### Source material
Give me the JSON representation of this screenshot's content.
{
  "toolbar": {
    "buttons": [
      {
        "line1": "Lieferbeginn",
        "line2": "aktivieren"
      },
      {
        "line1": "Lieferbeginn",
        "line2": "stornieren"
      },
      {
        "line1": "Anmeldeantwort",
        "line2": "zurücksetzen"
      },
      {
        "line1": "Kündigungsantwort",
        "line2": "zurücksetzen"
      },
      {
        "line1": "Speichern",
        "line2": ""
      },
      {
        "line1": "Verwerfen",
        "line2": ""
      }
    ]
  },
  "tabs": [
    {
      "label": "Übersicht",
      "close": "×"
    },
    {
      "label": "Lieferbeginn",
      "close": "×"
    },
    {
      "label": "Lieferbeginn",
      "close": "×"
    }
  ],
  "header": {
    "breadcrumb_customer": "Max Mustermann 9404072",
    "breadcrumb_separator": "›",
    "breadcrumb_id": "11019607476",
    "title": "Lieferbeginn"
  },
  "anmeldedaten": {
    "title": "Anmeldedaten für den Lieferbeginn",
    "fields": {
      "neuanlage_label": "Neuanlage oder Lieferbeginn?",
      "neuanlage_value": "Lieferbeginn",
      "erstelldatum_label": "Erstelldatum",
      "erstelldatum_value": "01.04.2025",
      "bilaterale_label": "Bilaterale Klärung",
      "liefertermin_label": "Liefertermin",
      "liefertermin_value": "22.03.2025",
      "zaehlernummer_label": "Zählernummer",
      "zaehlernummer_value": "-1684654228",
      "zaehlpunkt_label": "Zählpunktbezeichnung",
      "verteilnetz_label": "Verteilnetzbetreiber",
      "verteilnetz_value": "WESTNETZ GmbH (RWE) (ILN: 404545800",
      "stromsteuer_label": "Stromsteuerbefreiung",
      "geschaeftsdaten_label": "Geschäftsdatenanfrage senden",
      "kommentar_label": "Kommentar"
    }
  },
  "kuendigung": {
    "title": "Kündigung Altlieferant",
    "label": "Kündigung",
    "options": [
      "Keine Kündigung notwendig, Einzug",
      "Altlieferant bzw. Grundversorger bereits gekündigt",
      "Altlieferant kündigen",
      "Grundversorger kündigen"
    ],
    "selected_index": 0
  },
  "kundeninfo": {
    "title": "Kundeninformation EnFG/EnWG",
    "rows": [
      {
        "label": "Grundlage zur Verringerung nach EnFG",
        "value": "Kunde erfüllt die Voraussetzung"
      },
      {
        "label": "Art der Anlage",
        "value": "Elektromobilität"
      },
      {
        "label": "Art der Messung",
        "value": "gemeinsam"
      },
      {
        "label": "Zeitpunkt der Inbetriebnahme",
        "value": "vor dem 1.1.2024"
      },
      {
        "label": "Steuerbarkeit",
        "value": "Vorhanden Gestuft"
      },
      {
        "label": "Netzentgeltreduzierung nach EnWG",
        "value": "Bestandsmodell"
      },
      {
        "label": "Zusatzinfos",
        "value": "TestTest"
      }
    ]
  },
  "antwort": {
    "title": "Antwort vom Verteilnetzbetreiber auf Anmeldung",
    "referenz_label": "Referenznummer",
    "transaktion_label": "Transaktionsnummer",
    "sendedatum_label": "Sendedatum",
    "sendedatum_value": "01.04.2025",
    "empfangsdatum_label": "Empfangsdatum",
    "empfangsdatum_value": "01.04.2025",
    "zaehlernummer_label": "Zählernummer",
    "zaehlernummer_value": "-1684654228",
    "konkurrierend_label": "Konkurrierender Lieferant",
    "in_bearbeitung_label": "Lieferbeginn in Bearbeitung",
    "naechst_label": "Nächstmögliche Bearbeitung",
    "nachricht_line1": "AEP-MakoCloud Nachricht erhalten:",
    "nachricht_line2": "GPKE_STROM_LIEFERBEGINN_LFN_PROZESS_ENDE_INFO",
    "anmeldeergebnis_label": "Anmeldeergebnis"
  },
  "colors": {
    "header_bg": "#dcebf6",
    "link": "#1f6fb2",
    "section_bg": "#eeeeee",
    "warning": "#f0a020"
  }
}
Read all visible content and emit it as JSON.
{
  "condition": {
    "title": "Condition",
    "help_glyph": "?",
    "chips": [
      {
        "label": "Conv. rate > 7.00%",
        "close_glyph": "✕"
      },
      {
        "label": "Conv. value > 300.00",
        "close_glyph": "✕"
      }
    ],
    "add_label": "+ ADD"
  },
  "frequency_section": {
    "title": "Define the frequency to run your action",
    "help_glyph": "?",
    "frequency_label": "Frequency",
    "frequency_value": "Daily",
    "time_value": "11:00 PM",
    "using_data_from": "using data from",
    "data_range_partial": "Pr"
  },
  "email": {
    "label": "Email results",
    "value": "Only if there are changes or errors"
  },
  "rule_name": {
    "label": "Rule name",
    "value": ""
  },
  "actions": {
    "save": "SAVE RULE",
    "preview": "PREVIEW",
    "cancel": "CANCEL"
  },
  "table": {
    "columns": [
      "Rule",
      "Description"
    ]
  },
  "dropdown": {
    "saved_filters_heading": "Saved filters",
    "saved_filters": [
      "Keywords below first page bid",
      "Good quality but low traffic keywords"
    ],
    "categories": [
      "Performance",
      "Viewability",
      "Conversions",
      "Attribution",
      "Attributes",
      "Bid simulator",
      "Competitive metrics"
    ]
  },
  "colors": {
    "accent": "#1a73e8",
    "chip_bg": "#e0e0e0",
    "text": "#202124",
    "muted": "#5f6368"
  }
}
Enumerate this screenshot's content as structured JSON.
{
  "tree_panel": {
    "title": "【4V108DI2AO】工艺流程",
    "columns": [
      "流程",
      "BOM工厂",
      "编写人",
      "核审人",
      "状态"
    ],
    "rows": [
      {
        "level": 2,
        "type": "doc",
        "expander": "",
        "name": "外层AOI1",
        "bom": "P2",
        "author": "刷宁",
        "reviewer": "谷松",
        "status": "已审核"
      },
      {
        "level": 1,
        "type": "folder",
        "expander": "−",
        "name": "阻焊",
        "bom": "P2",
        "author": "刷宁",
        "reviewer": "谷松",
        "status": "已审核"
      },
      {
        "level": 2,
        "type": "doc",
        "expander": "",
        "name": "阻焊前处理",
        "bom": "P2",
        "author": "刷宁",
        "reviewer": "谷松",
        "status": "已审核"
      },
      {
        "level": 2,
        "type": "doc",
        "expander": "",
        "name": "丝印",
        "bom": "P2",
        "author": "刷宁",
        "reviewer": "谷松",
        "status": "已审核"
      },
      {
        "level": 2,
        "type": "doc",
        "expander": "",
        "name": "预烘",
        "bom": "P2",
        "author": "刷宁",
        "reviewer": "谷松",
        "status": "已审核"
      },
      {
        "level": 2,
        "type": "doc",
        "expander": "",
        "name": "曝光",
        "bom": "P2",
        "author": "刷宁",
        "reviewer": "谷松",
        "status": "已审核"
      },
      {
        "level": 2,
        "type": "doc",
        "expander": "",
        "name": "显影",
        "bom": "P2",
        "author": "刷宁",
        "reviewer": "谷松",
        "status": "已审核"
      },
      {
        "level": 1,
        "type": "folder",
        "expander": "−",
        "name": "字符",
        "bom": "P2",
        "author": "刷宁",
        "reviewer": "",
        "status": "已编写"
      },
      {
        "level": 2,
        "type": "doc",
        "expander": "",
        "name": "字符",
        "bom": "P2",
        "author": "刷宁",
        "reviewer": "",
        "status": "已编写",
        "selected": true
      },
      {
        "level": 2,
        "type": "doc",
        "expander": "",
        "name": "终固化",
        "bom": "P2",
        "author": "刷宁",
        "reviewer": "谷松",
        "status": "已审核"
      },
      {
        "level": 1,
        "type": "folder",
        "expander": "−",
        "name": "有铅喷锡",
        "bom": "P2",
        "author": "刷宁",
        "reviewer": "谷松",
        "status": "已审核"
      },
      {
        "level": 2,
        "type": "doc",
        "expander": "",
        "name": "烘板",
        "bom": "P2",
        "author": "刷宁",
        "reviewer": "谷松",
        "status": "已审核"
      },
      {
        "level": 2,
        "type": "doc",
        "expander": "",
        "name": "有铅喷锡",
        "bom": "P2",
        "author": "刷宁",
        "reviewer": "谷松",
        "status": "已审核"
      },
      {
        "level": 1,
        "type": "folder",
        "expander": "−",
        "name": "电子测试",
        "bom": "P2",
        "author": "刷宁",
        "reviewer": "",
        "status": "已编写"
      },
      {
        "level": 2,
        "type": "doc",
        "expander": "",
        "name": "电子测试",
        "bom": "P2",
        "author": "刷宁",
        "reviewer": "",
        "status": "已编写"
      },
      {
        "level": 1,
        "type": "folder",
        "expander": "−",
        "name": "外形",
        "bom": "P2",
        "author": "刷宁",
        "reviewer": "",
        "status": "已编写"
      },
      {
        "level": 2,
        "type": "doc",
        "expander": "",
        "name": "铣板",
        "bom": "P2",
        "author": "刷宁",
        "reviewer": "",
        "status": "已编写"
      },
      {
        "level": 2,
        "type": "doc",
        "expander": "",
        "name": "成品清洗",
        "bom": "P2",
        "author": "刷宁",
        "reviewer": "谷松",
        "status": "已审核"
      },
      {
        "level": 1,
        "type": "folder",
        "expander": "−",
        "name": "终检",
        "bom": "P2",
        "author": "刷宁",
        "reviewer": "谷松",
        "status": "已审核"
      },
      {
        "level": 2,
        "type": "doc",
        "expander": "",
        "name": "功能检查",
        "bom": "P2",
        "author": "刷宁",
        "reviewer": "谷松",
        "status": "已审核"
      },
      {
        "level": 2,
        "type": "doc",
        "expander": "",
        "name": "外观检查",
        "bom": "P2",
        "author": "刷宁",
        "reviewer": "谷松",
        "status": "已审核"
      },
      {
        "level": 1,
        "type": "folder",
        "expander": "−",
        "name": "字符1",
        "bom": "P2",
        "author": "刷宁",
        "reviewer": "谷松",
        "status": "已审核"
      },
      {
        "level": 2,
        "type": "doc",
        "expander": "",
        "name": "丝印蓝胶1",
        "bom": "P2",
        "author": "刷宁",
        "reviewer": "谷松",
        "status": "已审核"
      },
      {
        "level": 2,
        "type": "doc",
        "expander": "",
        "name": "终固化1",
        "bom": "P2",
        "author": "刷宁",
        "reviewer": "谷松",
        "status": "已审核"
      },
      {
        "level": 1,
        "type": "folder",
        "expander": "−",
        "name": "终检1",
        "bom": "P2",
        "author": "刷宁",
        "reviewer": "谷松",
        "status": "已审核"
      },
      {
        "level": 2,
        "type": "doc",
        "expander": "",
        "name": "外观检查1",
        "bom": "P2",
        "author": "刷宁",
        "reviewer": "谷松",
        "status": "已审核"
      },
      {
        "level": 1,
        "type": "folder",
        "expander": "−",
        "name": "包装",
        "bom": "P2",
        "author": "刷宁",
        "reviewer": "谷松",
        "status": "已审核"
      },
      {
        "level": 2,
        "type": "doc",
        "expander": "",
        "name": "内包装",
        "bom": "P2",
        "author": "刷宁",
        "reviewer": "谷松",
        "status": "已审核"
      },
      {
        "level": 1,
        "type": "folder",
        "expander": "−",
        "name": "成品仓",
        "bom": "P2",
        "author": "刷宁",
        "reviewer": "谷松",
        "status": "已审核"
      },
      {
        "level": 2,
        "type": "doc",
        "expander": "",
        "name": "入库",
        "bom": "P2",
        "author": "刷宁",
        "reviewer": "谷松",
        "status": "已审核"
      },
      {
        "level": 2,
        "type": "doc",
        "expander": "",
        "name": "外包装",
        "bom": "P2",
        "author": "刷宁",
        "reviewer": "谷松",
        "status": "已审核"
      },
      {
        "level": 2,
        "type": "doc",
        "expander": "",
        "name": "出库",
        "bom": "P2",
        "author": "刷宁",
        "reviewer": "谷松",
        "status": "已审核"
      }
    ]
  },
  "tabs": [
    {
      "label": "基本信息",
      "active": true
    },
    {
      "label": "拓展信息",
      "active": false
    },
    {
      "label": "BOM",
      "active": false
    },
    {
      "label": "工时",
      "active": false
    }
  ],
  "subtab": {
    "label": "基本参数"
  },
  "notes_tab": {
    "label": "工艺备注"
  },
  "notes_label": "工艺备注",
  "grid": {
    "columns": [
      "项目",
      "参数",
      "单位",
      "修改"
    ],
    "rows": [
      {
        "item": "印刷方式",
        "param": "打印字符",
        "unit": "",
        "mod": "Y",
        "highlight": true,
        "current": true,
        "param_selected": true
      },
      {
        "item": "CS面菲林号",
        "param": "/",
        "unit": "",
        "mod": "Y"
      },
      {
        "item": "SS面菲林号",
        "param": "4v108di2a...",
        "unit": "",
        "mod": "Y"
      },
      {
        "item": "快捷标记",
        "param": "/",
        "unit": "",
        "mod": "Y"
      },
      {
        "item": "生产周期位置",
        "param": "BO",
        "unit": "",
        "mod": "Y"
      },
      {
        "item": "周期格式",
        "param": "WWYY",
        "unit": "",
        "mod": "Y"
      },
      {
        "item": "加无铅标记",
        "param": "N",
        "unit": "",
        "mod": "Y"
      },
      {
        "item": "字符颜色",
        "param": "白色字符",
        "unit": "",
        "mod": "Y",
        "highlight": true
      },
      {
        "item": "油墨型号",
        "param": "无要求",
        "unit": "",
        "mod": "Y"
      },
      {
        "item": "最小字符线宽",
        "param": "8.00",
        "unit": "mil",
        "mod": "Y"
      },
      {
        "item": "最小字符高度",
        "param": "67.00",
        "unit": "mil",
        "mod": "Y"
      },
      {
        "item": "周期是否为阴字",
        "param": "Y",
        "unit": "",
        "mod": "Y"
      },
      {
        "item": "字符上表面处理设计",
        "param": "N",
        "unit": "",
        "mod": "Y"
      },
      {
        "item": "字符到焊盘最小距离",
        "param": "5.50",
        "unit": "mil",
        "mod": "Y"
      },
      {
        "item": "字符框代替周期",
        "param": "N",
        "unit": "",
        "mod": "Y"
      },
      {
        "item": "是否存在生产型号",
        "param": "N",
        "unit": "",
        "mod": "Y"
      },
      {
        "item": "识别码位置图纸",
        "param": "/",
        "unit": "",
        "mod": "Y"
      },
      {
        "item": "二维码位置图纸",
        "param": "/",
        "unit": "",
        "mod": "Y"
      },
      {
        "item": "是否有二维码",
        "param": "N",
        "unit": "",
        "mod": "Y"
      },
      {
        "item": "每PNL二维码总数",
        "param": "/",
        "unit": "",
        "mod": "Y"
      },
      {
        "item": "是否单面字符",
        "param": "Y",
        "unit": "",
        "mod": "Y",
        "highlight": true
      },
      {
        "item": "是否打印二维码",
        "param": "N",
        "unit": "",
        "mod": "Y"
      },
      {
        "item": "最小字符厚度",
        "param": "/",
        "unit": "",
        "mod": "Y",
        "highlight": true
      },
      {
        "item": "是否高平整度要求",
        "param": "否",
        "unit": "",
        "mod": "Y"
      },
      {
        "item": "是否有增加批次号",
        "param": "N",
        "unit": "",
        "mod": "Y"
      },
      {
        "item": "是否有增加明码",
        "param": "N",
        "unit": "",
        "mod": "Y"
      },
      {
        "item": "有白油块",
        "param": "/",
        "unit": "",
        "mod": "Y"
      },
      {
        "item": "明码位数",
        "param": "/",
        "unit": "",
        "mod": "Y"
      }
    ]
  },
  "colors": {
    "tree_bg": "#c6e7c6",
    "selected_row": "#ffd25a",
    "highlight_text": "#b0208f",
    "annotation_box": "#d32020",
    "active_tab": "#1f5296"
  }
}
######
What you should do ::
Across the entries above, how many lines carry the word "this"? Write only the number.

Expected output ::
2